So how do you get funded? Step one — get an introduction. Find someone you know who can introduce you to the person you want to pitch. The closer your relationship with the person making the introduction, the better. And the closer that person's relationship with the VC the better. I've written about this before and described it as "borrowed credibility." If you are being introduced by someone who has credibility with the VC, and you have credibility with the person making the introduction, you will have credibility with the VC.
I learned about this in elementary school math class — it is called the transitive property:
has credibility with B
B has credibility with C
A has credibility with C
And as a corollary to the traditional transitive property, (1) the stronger the credibility between A and B, and (2) the stronger the credibility between B and C, (3) the stronger the credibility between A and C.
Needless to say, getting introduced to a VC will not, in and of itself, get you funded. I've said "no" to many more entrepreneurs who've been introduced to me over the years than I have to entrepreneurs who have come un-introduced. But I've said "yes" to infinitely more who've come introduced to me than not. If the sample of VC's with whom I've spoken is any indication, getting an introduction to a VC is necessary but not sufficient to get funded.
I know that I'm starting to sound like a broken record here on VentureBlog. And, yet, I continue to get unsolicited executive summaries every day. Which means one of two things: either entrepreneurs haven't taken my advice to heart or they aren't reading VentureBlog. Since I can't imagine the latter is true, it must be that I have been insufficiently persuasive on the topic. So I've given it one more try. Let's hope this time will do the trick.

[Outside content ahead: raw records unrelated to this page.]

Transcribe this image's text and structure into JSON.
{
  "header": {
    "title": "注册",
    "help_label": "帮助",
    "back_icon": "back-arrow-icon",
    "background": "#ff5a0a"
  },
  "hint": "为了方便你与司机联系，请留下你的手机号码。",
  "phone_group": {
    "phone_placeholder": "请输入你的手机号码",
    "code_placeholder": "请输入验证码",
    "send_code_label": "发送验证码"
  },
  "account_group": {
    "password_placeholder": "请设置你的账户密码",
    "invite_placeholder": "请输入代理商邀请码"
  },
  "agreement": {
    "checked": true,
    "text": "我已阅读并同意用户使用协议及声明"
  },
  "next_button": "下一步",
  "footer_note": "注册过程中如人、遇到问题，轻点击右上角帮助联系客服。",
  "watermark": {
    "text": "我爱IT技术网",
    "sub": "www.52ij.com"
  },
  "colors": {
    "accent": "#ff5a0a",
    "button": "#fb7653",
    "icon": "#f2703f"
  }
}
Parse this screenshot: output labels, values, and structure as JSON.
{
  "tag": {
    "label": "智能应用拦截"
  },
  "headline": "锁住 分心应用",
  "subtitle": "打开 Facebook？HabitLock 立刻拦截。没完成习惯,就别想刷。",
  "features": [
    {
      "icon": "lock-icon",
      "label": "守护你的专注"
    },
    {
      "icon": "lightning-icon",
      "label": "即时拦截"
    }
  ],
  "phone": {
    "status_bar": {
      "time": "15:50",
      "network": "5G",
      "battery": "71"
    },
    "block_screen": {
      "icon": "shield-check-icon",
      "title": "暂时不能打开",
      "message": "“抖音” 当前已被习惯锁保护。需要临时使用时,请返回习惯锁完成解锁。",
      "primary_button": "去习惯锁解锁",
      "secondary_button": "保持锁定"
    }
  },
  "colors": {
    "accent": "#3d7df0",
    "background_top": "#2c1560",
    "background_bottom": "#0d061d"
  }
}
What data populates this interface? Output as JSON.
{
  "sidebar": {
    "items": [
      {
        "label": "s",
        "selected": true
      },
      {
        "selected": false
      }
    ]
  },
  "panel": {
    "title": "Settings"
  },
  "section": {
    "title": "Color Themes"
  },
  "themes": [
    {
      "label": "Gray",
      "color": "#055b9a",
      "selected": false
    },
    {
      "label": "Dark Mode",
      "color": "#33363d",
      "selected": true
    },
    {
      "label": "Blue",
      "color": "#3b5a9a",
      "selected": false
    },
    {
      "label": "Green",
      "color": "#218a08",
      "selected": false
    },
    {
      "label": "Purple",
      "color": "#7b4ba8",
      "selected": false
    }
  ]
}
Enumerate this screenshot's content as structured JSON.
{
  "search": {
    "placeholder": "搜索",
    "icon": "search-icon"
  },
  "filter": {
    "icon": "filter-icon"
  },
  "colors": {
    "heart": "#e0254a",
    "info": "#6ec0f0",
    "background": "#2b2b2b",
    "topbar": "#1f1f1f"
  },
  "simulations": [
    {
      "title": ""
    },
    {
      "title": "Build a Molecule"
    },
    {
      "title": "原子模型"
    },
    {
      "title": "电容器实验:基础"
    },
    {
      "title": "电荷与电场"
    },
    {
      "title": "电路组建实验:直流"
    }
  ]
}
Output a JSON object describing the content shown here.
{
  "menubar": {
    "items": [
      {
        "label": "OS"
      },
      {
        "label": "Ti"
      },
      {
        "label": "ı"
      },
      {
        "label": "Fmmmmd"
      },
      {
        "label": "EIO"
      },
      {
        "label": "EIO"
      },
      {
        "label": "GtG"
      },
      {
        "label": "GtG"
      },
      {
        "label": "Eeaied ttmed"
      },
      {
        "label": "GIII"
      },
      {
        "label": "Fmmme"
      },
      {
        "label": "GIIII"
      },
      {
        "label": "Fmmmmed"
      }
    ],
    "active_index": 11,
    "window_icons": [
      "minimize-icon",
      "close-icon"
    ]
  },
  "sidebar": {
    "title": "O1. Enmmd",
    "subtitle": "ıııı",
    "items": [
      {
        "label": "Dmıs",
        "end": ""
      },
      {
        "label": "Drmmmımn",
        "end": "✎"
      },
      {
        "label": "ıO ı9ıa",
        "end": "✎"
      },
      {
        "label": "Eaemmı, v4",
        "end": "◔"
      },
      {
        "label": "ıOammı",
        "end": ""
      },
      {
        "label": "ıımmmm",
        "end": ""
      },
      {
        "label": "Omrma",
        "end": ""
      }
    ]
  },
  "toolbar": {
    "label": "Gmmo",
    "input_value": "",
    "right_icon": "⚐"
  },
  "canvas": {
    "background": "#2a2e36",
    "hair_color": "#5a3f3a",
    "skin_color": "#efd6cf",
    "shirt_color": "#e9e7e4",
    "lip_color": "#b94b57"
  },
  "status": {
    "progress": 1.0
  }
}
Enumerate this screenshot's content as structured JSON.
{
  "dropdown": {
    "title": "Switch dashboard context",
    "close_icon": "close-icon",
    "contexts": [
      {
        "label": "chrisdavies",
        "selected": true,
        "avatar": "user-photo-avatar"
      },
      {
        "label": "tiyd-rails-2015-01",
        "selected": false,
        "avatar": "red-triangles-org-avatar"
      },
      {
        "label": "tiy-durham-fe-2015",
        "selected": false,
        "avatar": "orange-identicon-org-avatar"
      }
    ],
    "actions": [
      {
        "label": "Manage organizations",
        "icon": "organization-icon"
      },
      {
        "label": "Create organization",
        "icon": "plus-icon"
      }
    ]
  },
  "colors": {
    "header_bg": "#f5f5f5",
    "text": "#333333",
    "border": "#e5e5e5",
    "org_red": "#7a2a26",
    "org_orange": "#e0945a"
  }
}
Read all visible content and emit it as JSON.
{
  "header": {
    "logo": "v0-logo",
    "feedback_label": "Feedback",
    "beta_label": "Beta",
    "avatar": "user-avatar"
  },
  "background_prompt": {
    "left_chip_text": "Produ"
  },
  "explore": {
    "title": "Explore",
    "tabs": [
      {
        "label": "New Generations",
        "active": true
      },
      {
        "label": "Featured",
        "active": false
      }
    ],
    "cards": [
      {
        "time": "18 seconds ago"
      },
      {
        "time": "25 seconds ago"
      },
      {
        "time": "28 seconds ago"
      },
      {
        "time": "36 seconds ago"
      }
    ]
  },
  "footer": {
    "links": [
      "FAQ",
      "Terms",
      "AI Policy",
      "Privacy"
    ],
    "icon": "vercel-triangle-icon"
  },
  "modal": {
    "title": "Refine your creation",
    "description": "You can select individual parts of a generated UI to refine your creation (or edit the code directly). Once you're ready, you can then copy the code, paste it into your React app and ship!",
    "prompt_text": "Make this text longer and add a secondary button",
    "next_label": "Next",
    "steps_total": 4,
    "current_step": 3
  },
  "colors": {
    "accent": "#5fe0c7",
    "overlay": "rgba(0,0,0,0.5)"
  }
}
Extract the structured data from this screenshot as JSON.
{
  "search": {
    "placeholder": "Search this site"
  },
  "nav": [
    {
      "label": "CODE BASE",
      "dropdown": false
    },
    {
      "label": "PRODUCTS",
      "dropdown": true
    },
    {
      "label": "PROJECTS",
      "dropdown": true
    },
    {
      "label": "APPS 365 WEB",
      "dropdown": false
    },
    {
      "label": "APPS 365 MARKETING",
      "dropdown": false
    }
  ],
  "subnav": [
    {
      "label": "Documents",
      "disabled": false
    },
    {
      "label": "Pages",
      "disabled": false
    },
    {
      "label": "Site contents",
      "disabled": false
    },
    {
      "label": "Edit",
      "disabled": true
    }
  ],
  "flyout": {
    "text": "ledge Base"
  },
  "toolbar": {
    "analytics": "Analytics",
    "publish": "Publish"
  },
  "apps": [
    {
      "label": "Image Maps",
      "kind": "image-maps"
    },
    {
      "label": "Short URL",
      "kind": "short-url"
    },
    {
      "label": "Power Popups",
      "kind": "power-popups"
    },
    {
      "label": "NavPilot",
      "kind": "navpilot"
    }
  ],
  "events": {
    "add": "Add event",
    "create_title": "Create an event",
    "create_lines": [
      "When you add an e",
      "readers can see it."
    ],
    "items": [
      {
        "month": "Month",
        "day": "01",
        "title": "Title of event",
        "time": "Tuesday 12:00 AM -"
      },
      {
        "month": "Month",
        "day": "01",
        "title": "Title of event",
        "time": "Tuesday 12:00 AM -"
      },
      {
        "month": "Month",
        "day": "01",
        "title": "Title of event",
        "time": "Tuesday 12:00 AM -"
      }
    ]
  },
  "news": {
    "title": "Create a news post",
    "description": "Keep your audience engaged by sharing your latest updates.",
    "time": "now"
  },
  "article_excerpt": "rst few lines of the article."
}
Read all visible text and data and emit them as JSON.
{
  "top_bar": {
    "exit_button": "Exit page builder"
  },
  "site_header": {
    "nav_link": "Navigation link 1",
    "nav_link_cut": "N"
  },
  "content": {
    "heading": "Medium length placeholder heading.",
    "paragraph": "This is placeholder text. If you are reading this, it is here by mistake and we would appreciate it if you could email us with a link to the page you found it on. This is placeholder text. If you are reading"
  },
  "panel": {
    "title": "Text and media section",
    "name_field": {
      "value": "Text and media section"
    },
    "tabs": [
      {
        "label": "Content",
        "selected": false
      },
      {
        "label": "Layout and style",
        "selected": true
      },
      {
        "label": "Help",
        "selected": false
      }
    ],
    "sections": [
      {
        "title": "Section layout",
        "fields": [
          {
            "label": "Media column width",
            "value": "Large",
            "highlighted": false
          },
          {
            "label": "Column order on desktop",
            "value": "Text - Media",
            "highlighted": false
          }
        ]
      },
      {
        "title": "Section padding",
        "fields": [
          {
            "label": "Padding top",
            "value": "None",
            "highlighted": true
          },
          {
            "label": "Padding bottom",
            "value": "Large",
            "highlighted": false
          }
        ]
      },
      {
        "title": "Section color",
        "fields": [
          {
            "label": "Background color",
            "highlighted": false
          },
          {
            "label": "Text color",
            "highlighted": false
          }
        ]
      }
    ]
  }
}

If you want to pitch me, get an introduction. Please.
Enough said. I hope.